Ideally, the two treatments studied would only have differed by the nature of the anti-inflammatory; unfortunately no steroid–gentamicin combination is commercially available in the UK (Ciba Vision Ophthalmics chose gentamicin in preference to neomycin because of its marginally superior antibacterial activity). Betamethasone–neomycin is the most commonly prescribed steroid–antibiotic combination and was chosen as the treatment with which to compare diclofenac–gentamicin. The primary objective of this clinical trial was to compare the relative anti-inflammatory potencies of the combination of diclofenac–gentamicin and betamethasone–neomycin rather than their relative antibacterial efficacy.
The controversy regarding the merits of the routine use of topical antibiotics alone or in conjunction with an anti-inflammatory agent following strabismus surgery has continued for years. The results from some clinical trials have suggested that antibiotic treatment should be used routinely,1 others have concluded that treatment with anti-inflammatory agents such as sulphacetamide–prednisolone2 or oxy phenbutazone–choramphenicol3 was not beneficial. Sight threatening infectious complications following strabismus surgery are rare and include endophthalmitis (which is related to scleral perforation and has a reported incidence of one case per 3500–8000 operations4 5) and orbital cellulitis.6 It would be extremely difficult because of the rarity of these events to prove that the incidence of these severe complications were affected by the routine prescription of topical antibiotics used alone or in combination with anti-inflammatory agents.

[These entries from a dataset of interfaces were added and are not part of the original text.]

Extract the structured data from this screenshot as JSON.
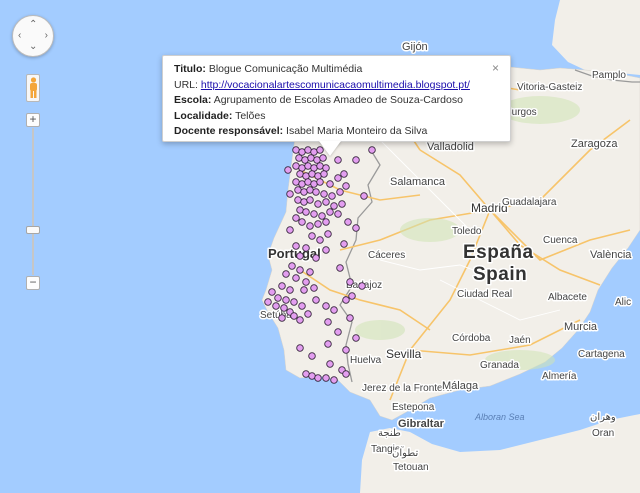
{
  "map": {
    "labels": {
      "gijon": "Gijón",
      "vitoria": "Vitoria-Gasteiz",
      "pamplona": "Pamplo",
      "burgos": "Burgos",
      "valladolid": "Valladolid",
      "zaragoza": "Zaragoza",
      "salamanca": "Salamanca",
      "madrid": "Madrid",
      "guadalajara": "Guadalajara",
      "toledo": "Toledo",
      "espana": "España",
      "spain": "Spain",
      "portugal": "Portugal",
      "caceres": "Cáceres",
      "badajoz": "Badajoz",
      "ciudad_real": "Ciudad Real",
      "cuenca": "Cuenca",
      "valencia": "València",
      "albacete": "Albacete",
      "setubal": "Setúbal",
      "huelva": "Huelva",
      "sevilla": "Sevilla",
      "cordoba": "Córdoba",
      "jaen": "Jaén",
      "murcia": "Murcia",
      "cartagena": "Cartagena",
      "alicante": "Alic",
      "granada": "Granada",
      "almeria": "Almería",
      "jerez": "Jerez de la Frontera",
      "malaga": "Málaga",
      "estepona": "Estepona",
      "gibraltar": "Gibraltar",
      "alboran": "Alboran Sea",
      "tangier": "Tangier",
      "tetouan": "Tetouan",
      "oran": "Oran",
      "tanger_ar": "طنجة",
      "tetouan_ar": "تطوان",
      "oran_ar": "وهران"
    },
    "marker_color": "#e39ef0",
    "water_color": "#a3ccff",
    "land_color": "#f2efe9"
  },
  "info_window": {
    "titulo_label": "Titulo:",
    "titulo_value": "Blogue Comunicação Multimédia",
    "url_label": "URL:",
    "url_value": "http://vocacionalartescomunicacaomultimedia.blogspot.pt/",
    "escola_label": "Escola:",
    "escola_value": "Agrupamento de Escolas Amadeo de Souza-Cardoso",
    "localidade_label": "Localidade:",
    "localidade_value": "Telões",
    "docente_label": "Docente responsável:",
    "docente_value": "Isabel Maria Monteiro da Silva",
    "close_icon": "×"
  },
  "controls": {
    "pan_up": "⌃",
    "pan_down": "⌄",
    "pan_left": "‹",
    "pan_right": "›",
    "zoom_in": "+",
    "zoom_out": "−"
  }
}
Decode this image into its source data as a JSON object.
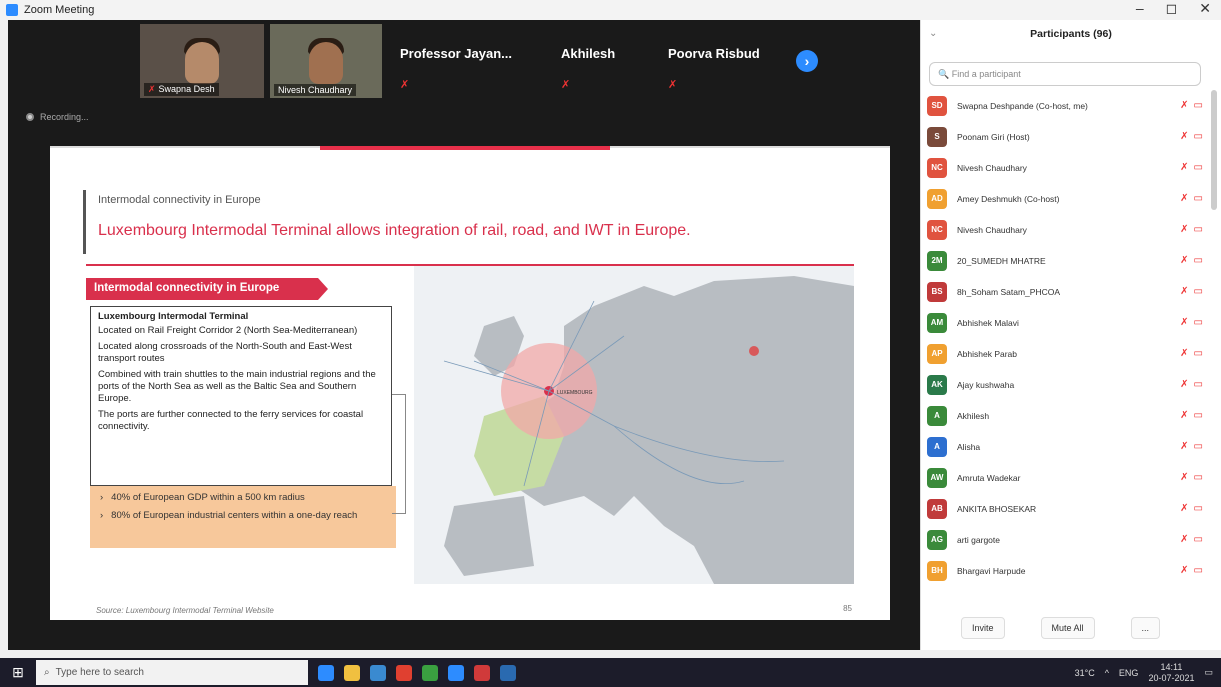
{
  "window": {
    "title": "Zoom Meeting",
    "controls": [
      "–",
      "◻",
      "✕"
    ]
  },
  "gallery": {
    "video_tiles": [
      {
        "name": "Swapna Desh"
      },
      {
        "name": "Nivesh Chaudhary"
      }
    ],
    "name_tiles": [
      {
        "name": "Professor Jayan..."
      },
      {
        "name": "Akhilesh"
      },
      {
        "name": "Poorva Risbud"
      }
    ],
    "next_icon": "chevron-right-icon"
  },
  "recording": {
    "label": "Recording..."
  },
  "slide": {
    "section": "Intermodal connectivity in Europe",
    "headline": "Luxembourg Intermodal Terminal allows integration of rail, road, and IWT in Europe.",
    "box_header": "Intermodal connectivity in Europe",
    "box_title": "Luxembourg Intermodal Terminal",
    "points": [
      "Located on Rail Freight Corridor 2 (North Sea-Mediterranean)",
      "Located along crossroads of the North-South and East-West transport routes",
      "Combined with train shuttles to the main industrial regions and the ports of the North Sea as well as the Baltic Sea and Southern Europe.",
      "The ports are further connected to the ferry services for coastal connectivity."
    ],
    "highlights": [
      "40% of European GDP within a 500 km radius",
      "80% of European industrial centers within a one-day reach"
    ],
    "map_hub_label": "LUXEMBOURG",
    "source": "Source: Luxembourg Intermodal Terminal Website",
    "page_number": "85"
  },
  "participants": {
    "title": "Participants (96)",
    "search_placeholder": "Find a participant",
    "list": [
      {
        "initials": "SD",
        "name": "Swapna Deshpande (Co-host, me)",
        "color": "#e0533f"
      },
      {
        "initials": "S",
        "name": "Poonam Giri (Host)",
        "color": "#7a4a3a"
      },
      {
        "initials": "NC",
        "name": "Nivesh Chaudhary",
        "color": "#e0533f"
      },
      {
        "initials": "AD",
        "name": "Amey Deshmukh (Co-host)",
        "color": "#f0a030"
      },
      {
        "initials": "NC",
        "name": "Nivesh Chaudhary",
        "color": "#e0533f"
      },
      {
        "initials": "2M",
        "name": "20_SUMEDH MHATRE",
        "color": "#3a8a3a"
      },
      {
        "initials": "BS",
        "name": "8h_Soham Satam_PHCOA",
        "color": "#c03a3a"
      },
      {
        "initials": "AM",
        "name": "Abhishek Malavi",
        "color": "#3a8a3a"
      },
      {
        "initials": "AP",
        "name": "Abhishek Parab",
        "color": "#f0a030"
      },
      {
        "initials": "AK",
        "name": "Ajay kushwaha",
        "color": "#2a7a4a"
      },
      {
        "initials": "A",
        "name": "Akhilesh",
        "color": "#3a8a3a"
      },
      {
        "initials": "A",
        "name": "Alisha",
        "color": "#2d6fd0"
      },
      {
        "initials": "AW",
        "name": "Amruta Wadekar",
        "color": "#3a8a3a"
      },
      {
        "initials": "AB",
        "name": "ANKITA BHOSEKAR",
        "color": "#c03a3a"
      },
      {
        "initials": "AG",
        "name": "arti gargote",
        "color": "#3a8a3a"
      },
      {
        "initials": "BH",
        "name": "Bhargavi Harpude",
        "color": "#f0a030"
      }
    ],
    "invite_label": "Invite",
    "mute_all_label": "Mute All",
    "more_label": "..."
  },
  "taskbar": {
    "search_placeholder": "Type here to search",
    "weather": "31°C",
    "lang": "ENG",
    "time": "14:11",
    "date": "20-07-2021"
  }
}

The results of this prospective randomised clinical trial suggest that following strabismus surgery, diclofenac–gentamicin and beta methasone–neomycin are equally effective and well tolerated topical anti-inflammatory/anti-bacterial agents. The conjunctival inflammatory scores of the three patients instilling the treatment less frequently than instructed were consistently higher than the mean scores of both treatment groups at both 1 and 4 weeks postoperatively. It can be inferred that both treatments significantly reduced inflammation.
Many surgeons continue routinely to prescribe a topical antibiotic–steroid combination for up to 1 month postoperatively. Raised intraocular pressure (IOP), increased susceptibility to infections, in particular herpetic keratitis, and delayed wound healing are all recognised side effects of topical steroids.7Ohji et al 8 demonstrated that 82% of children under 10 years of age receiving topical dexamethasone 0.1% three times daily following strabismus surgery demonstrated significant elevations of IOP with half of the children having rises in IOP of greater than 15 mm Hg. NSAIDs possess none of these characteristics and in addition have intrinsic analgesic properties.9 The anti-inflammatory properties of topical diclofenac have compared favourably with those of steroids following cataract surgery10 11 and excimer laser.12Diclofenac directly modulates the cyclo-oxygenase pathway and indirectly modulates the lipoxygenase pathway reducing the production of prostaglandins and leukotrienes which are the main mediators of the inflammatory response.13 While there was no observable increase in the degree of local subconjunctival haemorrhage following the use of topical diclofenac, it has been reported that topical flurbiprofen may cause an increase in the bleeding tendency of ocular tissues in conjunction with surgery.14
In conclusion, diclofenac appears to be as effective as betamethasone in controlling postoperative inflammation following strabismus surgery. NSAIDs have potentially fewer serious ocular side effects than topical steroids, therefore we feel that diclofenac–gentamicin can be recommended as a valid alternative to steroid–antibiotic combinations.
The authors have no proprietary interest in Ciba Vision Ophthalmics or their products.